Global Voices Author Night with Emily Parker

Lecture Series

October 14, 2014

6:00-7:30pm; 5:30 reception

Assembly Hall

In China, a blogger is an Internet censor by day and a government critic by night. In Cuba, the authorities try to silence a critic by planting seeds of distrust in her marriage. In Siberia, a blogger is arrested after he uses his online fame to launch an international protest.

Ordinary citizens like these took down the governments of Egypt and Tunisia. Authoritarian governments try to isolate individuals from one another, but in the age of Twitter and Facebook, this is impossible—social media has helped people overcome feelings of powerlessness. New technologies have given rise to a new kind of citizen. As one blogger put it: “Now I know who my comrades are.”

In Now I Know Who My Comrades Are, Emily Parker, a State Department policymaker with years of on-the-ground experience, tells the stories of dissidents from each nation. Chinese surveillance is sleek and invisible, while a Cuban Internet dissident might find a security agent sitting at the next table in a café. The Russian Internet is largely uncensored, yet bloggers who cross the line risk beatings, even death.

In all three countries, growing communities expose injustices, threatening governments that use fear as a tool of repression. These regimes now have a choice: become more open and accountable or fall victim to turmoil and instability. Now I Know Who My Comrades Are is a testament to the power of community in uncertain times.

Emily Parker is the digital diplomacy adviser and a senior fellow at the New America Foundation, where she is writing a book about the Internet and democracy. Previously, she was a member of Secretary Clinton’s Policy Planning staff at the State Department, where Parker covered twenty-first-century statecraft, innovation, and technology. Before joining the State Department, she was an op-ed editor at The New York Times and an editorial writer and op-ed editor at The Wall Street Journal. She has written more than 120 editorials and op-eds for the Journal, and her work has appeared in The New York Times, The New Republic, and Project Syndicate.

 Join Ms. Parker for a 5:30 reception.  Free and open to the public.

Presented by the Global Voices Lecture Series, the Seminary Co-op Bookstore, the Chicago Booth Social Enterprise Initiative, the University of Chicago Center for East Asian Studies, and the University of Chicago Collegiate Scholars Program.

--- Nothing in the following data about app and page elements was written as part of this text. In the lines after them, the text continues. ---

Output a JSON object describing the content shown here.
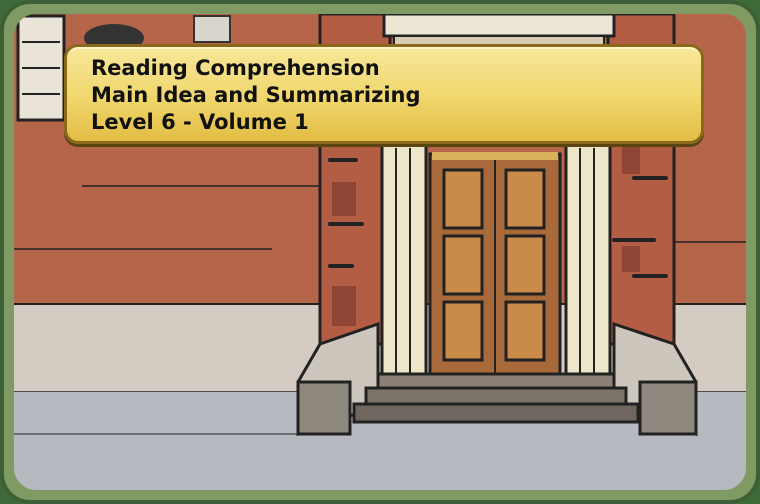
{
  "banner": {
    "lines": [
      "Reading Comprehension",
      "Main Idea and Summarizing",
      "Level 6 - Volume 1"
    ]
  },
  "scene": {
    "description_colors": {
      "frame": "#7f9a63",
      "wall": "#b5654a",
      "door": "#a86a3a",
      "banner": "#f0d66c",
      "sidewalk": "#b8bcc2"
    }
  }
}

Read Emily Parker's new article on the Hong Kong protests and the role of social media here.